Apple grafting, like school shoe fitting, takes longer than you expect.
Luckily, it is fairly straightforward once you get the knack. You’re making the top of a tree and the bottom of another tree stick together. The slice you cut out of each has to pair up nicely or the poor tree will just die. Think two piece jigsaw puzzle.
Anyway, I successfully sliced and bound my two bits of tree together (and rubbed the end off one of my knuckles by accident: Head Gardener wasn’t very impressed). My little tree is in the back garden now and fingers crossed it’ll wake up when spring comes…
Knitwear in the Open Air
Cothele’s garden is beautiful. Well, I think it’s lovely. It’s been sculpted into hundreds of little tiers on a steep slope down to the river. I love the greys of the stones and slate, the deep wet greens and murky blue of the water. We always seem to go there when it’s raining. Or almost raining. A cloud hangs in the air so that, although you don’t think it’s really raining, you still manage to get soaked. Good job I don’t mind being damp.
We wandered around looking for photogenic areas to show off some knitwear. With all the steps, railings, hidey-holes and benches, there was quite a lot of choice!
I have decided to call Mum’s shawl Aotara. This is a celtic word that invokes the idea of a journey, represented by the interlinking knot pattern.
Just kidding. I completely made the word up. But I think it sounds rather nice, don’t you?
You can see the woven cross-like pattern better in the picture below. It has three repeats around the cowl with a bobble in the middle of each. Surprisingly simple to knit too, for a celtic knot done in the round.
We were also trying to photograph a pair of gloves I’d designed. These are, as yet, unnamed (post your suggestions below – made up words totally allowed!).
After a long time spent trying to make the beautiful iron railings work in a photograph, we started to get a bit silly…
It’s actually really hard to get the photo you want. Perhaps I speak for myself here.
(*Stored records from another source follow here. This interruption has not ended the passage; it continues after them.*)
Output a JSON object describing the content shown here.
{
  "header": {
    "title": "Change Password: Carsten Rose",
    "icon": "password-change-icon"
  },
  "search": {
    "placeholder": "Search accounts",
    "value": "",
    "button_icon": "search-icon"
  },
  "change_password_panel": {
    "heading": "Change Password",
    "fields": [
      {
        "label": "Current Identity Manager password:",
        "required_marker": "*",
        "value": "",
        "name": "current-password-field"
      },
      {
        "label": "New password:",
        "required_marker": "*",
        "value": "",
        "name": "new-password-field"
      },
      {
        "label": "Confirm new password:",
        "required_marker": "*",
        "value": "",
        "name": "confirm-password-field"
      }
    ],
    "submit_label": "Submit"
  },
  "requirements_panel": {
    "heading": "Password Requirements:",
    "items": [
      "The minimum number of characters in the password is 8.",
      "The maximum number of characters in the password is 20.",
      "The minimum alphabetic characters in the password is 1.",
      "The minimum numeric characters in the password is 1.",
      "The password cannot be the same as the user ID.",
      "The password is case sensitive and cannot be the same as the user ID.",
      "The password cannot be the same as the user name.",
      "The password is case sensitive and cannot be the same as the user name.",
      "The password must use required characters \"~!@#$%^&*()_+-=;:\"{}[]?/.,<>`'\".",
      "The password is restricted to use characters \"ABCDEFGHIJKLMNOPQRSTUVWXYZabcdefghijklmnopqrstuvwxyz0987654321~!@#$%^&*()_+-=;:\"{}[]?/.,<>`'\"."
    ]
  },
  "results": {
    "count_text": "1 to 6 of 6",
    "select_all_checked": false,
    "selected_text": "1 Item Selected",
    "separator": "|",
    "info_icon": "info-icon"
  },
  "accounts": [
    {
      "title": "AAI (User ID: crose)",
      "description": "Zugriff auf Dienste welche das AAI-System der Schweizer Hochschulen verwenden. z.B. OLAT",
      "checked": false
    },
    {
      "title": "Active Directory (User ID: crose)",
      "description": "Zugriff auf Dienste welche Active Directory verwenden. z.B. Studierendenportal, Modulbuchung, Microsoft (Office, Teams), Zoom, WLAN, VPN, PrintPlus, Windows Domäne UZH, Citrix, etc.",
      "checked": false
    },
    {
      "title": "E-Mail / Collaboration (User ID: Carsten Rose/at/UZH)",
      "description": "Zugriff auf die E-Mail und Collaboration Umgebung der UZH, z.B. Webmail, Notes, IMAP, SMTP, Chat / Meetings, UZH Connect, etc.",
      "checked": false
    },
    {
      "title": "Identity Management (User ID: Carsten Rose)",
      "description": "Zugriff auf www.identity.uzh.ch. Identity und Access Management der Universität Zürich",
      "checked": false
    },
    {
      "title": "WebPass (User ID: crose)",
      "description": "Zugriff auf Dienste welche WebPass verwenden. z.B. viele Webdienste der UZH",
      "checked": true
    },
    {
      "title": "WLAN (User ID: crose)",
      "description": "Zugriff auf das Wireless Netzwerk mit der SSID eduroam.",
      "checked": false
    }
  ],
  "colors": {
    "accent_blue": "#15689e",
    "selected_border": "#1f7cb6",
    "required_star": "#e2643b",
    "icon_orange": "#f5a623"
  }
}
But I’ve not had that much photography experience and am really looking forward to learning how to ‘paint with light’ properly.
Hopefully both of the patterns will be on Ravelry soon.